So you see, supernova explosions are essentially result in the transformation of a dying star into another form and disperse elements into the universe to be collected again to form other stars and even planets.
Isn't our universe amazing!
Maddalena Environmental Inc.
I saw the movie, read the book then read the "Science of Interstellar" by Kip Thorne, the renowned physicist that was the scientific consultant for the movie. I couldn't get enough of the movie and then the science explained by Kip Thorne, just put it all together for me. I loved the book.
To say the least, I loved the movie, not only for the amazing special affects but for it's consistency with current scientific theories. Kip Thorne made sure of that.
The movie was conceived by Kip and his wife who at first had Steven Spielberg lined up as director. Spielberg loved the script and would have been the director had it not been for some legal contractual obligation he had with a major motion picture company. So Spielberg had to decline and the hunt was on for another director.

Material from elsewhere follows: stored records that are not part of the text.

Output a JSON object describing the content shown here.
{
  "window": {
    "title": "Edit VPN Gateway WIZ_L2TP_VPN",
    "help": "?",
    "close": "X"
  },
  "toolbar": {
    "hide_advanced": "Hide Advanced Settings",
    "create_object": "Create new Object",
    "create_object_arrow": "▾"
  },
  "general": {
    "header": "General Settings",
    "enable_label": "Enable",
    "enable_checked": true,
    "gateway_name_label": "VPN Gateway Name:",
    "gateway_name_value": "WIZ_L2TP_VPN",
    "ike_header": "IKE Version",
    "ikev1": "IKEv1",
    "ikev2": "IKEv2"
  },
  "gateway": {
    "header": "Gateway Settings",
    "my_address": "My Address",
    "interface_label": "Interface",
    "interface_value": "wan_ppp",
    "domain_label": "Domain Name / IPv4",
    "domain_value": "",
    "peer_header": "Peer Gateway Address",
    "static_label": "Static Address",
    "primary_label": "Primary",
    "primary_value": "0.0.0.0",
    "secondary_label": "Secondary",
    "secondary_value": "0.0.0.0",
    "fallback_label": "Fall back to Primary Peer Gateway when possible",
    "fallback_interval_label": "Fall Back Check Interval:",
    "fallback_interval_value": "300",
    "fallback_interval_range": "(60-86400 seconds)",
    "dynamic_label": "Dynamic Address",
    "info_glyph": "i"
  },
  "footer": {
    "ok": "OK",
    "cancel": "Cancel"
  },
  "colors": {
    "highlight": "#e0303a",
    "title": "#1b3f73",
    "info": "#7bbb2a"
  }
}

Kip Thorne's wife was already aquainted with Christopher Nolan's wife and so they talked. Now as it seems, the script for Interstellar was written by Christopher Nolan's brother so it didn't take much convincing to get Chris Nolan on board.
Kip had only 1 condition, that the movie had to reflect the current scientific theories and principals as closely as possible. Christopher Nolan had no problem with this, so Interstellar was born.
To me, the scientific principles were elegantly portrayed and this made the movie extremely satisfying to me. Of course there were some assumptions, but everything in Interstellar was based on equations and calculations made by Kip Thorne. He gave these equations to the special affects guys who used them in their computer graphics programs! You can't get any more accurate than that!
Niel DeGrasse Tyson also commented on how closely Interstellar portrayed science.
Obvoiusly, knowing a little about the scientific principles makes the movie more enjoyable. So if you have not seen Interstellar yet, read up on black holes and worm holes and how they distort space and time. Read about Einstein's Theory of Relativity too because his true genius is only now being proven as we now have the technology to test his theories, all of which have been proven correct.
Leaning a little bit about these principles will make viewing Interstellar a truly enjoyable experience.
I purposely did not go into the details of the movie because I am not one to spoil the suspense and anticipation. I am just going to say, that this movie portrayed scientific principles as accurately as I have ever seen (I saw it twice). It also portrayed the "cruel reality of relativity". You'll know what I mean when you see it.
Oh, and make sure you see it on the big screen... Gargantua needs to be seen on a REALLY big screen!
Maddalena Environmental Inc